Punching shear in normal and lightweight aggregate reinforced concrete slabs.
The results of an experimental and theoretical
investigation into the behaviour of reinforced concrete
flat slab-column connections are presented.
In the experimental programme 33 lightweight and
8 normal weight slabs were failed in punching shear.
The specimens were simply supported and loaded vertically
through central, monolithic column stubs.
Three lightweight aggregates were used, and the concrete
strength and section depth varied. It was found that
slabs made with Lytag, Solite and limestone aggregates
failed at similar loads, but slabs made with Leca
aggregate concrete failed at approximately 70% of the
former group (other variables being equal).
In the theoretical investigation an analysis was
developed to model the various stages of the slabs'
behaviour under increasing load. The analysis enabled
the critical pre-failure and punching loads to be calculated.
Satisfactory agreement was established between
the pre-failure values. The load at which failure
occurred in the compression zone was computed using one
of two methods designed to accommodate the differing
characteristics of the concretes used. The methods
depend on an idealisation of the behaviour of the shear
crack which enables the compression zone stresses to be.
established. Comparison of these stresses with a
criterion of failure gives the concrete failure load.
The ultimate punching load includes the enhancing effects,
on the concrete failure load, of inplane stresses and
dowel action. Good agreement between the theoretical,
and. experimental punching values was established.
The thesis includes a review of previous experimental
and analytical work performed on normal and lightweight
aggregate slabs. The existing empirical data is shown
to be limited in several areas, especially for lightweight
aggregate concrete tests. The application of
existing formulae to the present experimental work does
not provide a satisfactory agreement with the results.

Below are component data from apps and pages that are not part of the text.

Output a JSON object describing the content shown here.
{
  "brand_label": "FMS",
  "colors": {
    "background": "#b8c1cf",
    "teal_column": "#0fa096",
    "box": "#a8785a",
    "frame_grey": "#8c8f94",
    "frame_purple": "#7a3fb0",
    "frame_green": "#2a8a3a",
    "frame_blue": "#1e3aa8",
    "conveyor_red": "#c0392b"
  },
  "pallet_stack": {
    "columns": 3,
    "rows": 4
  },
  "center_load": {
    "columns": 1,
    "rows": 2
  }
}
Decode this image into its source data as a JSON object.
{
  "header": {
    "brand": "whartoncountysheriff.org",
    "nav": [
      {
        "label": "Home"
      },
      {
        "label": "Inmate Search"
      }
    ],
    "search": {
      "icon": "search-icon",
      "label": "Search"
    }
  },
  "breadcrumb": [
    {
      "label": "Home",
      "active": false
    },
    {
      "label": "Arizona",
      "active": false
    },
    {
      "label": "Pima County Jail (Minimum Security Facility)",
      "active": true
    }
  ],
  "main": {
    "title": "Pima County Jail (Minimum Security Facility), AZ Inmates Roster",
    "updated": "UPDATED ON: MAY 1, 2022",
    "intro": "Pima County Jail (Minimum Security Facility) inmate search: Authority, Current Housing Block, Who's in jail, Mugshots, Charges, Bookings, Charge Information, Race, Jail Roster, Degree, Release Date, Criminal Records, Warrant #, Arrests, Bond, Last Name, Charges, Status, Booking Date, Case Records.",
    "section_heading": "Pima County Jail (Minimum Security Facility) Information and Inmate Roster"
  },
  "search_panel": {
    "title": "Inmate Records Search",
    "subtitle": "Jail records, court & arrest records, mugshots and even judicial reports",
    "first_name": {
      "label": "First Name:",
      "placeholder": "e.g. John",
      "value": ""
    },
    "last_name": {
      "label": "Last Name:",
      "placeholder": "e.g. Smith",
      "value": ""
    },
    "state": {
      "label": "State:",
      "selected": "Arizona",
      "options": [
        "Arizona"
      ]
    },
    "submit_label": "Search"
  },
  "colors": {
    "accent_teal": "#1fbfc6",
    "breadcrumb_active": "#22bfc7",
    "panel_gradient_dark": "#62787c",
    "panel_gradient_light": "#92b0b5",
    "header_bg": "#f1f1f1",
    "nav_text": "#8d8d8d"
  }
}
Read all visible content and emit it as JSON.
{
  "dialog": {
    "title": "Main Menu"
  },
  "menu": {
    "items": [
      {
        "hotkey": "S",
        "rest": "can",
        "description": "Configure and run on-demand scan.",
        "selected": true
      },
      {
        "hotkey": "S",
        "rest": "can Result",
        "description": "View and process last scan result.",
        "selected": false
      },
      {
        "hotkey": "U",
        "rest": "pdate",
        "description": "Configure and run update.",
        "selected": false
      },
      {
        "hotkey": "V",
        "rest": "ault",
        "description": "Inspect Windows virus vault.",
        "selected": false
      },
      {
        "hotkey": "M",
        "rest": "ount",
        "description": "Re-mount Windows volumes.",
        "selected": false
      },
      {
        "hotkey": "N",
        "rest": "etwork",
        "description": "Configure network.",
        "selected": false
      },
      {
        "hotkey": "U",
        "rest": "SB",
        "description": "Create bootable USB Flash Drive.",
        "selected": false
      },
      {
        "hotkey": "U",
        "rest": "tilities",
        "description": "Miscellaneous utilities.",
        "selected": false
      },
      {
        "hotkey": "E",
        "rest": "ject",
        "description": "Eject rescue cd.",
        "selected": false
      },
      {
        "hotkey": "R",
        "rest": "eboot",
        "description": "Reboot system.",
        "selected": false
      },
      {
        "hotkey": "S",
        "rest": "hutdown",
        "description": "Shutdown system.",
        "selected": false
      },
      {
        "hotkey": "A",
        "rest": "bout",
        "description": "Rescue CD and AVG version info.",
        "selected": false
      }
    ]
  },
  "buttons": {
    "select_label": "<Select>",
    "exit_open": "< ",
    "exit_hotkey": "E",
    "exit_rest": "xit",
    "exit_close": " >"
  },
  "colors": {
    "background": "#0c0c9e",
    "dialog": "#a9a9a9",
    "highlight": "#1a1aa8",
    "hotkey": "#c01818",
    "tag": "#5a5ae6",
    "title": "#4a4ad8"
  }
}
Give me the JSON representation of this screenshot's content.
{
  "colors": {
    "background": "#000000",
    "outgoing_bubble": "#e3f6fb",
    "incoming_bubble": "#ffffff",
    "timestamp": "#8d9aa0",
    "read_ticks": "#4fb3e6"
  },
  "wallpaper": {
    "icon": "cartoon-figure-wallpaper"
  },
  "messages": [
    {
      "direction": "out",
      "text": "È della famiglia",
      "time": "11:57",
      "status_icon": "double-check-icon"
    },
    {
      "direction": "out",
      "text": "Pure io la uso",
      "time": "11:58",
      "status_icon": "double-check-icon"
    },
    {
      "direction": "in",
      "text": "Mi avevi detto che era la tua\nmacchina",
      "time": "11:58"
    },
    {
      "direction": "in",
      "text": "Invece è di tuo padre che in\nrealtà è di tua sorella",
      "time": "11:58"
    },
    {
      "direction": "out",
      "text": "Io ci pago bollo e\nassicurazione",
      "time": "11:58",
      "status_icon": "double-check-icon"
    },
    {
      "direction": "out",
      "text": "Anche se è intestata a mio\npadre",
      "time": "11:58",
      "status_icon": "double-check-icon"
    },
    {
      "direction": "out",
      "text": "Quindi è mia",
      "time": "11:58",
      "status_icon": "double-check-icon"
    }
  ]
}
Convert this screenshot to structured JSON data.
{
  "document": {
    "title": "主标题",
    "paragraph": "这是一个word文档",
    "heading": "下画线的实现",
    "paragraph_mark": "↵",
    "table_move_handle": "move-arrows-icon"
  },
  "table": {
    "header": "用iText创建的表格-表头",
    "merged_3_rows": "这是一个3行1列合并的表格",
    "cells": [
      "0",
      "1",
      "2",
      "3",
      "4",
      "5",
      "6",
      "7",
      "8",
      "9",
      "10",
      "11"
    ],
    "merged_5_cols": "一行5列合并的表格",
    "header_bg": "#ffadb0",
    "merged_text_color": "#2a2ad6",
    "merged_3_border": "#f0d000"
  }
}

Three of the equations axe re-evaluated to pr6vide a
closer fit with the present test results and for a wider
based group of lightweight aggregate tests. The provisions
of ACI 318-71 and CP. 110 : 1972 are also applied
to the slabs of the present test series, and are shown to
be conservative. Finally recommendations for
future work are given.